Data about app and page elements
******************************

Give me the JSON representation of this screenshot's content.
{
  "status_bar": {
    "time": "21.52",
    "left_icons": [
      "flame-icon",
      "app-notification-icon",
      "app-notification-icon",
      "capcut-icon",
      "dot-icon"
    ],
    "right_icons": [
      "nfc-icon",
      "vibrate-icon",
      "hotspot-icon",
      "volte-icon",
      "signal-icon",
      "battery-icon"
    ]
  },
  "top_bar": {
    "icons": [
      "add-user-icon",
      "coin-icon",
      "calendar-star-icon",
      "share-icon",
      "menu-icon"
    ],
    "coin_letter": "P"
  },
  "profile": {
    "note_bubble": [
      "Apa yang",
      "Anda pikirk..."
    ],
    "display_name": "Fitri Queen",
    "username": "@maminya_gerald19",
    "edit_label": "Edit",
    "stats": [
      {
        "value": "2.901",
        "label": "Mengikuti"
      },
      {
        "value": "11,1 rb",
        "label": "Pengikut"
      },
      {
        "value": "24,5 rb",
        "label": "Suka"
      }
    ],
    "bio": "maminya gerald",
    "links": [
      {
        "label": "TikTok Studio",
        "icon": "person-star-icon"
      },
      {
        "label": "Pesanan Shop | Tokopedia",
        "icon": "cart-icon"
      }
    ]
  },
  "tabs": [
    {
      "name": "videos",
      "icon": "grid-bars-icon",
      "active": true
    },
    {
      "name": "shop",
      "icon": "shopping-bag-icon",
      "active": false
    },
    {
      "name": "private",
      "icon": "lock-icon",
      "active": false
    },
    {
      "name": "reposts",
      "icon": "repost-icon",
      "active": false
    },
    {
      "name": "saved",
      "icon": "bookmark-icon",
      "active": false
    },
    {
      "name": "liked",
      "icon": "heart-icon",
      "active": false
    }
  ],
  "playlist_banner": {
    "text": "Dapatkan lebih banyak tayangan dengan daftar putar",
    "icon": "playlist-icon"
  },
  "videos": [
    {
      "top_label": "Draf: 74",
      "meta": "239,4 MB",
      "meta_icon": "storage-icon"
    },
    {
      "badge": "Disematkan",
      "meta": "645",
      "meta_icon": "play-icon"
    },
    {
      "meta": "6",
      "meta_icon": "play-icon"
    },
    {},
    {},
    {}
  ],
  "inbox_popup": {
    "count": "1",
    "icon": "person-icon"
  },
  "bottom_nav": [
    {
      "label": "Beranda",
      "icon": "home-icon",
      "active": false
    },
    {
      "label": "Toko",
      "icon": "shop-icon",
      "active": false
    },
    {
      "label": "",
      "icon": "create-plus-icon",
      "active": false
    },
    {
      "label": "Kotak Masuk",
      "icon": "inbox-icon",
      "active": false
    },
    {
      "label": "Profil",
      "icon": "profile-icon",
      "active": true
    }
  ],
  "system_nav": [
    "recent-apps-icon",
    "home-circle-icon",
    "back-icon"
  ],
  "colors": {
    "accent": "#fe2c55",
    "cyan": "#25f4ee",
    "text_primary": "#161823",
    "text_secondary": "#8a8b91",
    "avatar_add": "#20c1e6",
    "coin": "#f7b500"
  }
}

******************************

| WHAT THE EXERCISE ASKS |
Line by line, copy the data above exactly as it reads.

| SOLUTION FOR THIS EXERCISE |
Give me the JSON representation of this screenshot's content.
{
  "status_bar": {
    "time": "21.52",
    "left_icons": [
      "flame-icon",
      "app-notification-icon",
      "app-notification-icon",
      "capcut-icon",
      "dot-icon"
    ],
    "right_icons": [
      "nfc-icon",
      "vibrate-icon",
      "hotspot-icon",
      "volte-icon",
      "signal-icon",
      "battery-icon"
    ]
  },
  "top_bar": {
    "icons": [
      "add-user-icon",
      "coin-icon",
      "calendar-star-icon",
      "share-icon",
      "menu-icon"
    ],
    "coin_letter": "P"
  },
  "profile": {
    "note_bubble": [
      "Apa yang",
      "Anda pikirk..."
    ],
    "display_name": "Fitri Queen",
    "username": "@maminya_gerald19",
    "edit_label": "Edit",
    "stats": [
      {
        "value": "2.901",
        "label": "Mengikuti"
      },
      {
        "value": "11,1 rb",
        "label": "Pengikut"
      },
      {
        "value": "24,5 rb",
        "label": "Suka"
      }
    ],
    "bio": "maminya gerald",
    "links": [
      {
        "label": "TikTok Studio",
        "icon": "person-star-icon"
      },
      {
        "label": "Pesanan Shop | Tokopedia",
        "icon": "cart-icon"
      }
    ]
  },
  "tabs": [
    {
      "name": "videos",
      "icon": "grid-bars-icon",
      "active": true
    },
    {
      "name": "shop",
      "icon": "shopping-bag-icon",
      "active": false
    },
    {
      "name": "private",
      "icon": "lock-icon",
      "active": false
    },
    {
      "name": "reposts",
      "icon": "repost-icon",
      "active": false
    },
    {
      "name": "saved",
      "icon": "bookmark-icon",
      "active": false
    },
    {
      "name": "liked",
      "icon": "heart-icon",
      "active": false
    }
  ],
  "playlist_banner": {
    "text": "Dapatkan lebih banyak tayangan dengan daftar putar",
    "icon": "playlist-icon"
  },
  "videos": [
    {
      "top_label": "Draf: 74",
      "meta": "239,4 MB",
      "meta_icon": "storage-icon"
    },
    {
      "badge": "Disematkan",
      "meta": "645",
      "meta_icon": "play-icon"
    },
    {
      "meta": "6",
      "meta_icon": "play-icon"
    },
    {},
    {},
    {}
  ],
  "inbox_popup": {
    "count": "1",
    "icon": "person-icon"
  },
  "bottom_nav": [
    {
      "label": "Beranda",
      "icon": "home-icon",
      "active": false
    },
    {
      "label": "Toko",
      "icon": "shop-icon",
      "active": false
    },
    {
      "label": "",
      "icon": "create-plus-icon",
      "active": false
    },
    {
      "label": "Kotak Masuk",
      "icon": "inbox-icon",
      "active": false
    },
    {
      "label": "Profil",
      "icon": "profile-icon",
      "active": true
    }
  ],
  "system_nav": [
    "recent-apps-icon",
    "home-circle-icon",
    "back-icon"
  ],
  "colors": {
    "accent": "#fe2c55",
    "cyan": "#25f4ee",
    "text_primary": "#161823",
    "text_secondary": "#8a8b91",
    "avatar_add": "#20c1e6",
    "coin": "#f7b500"
  }
}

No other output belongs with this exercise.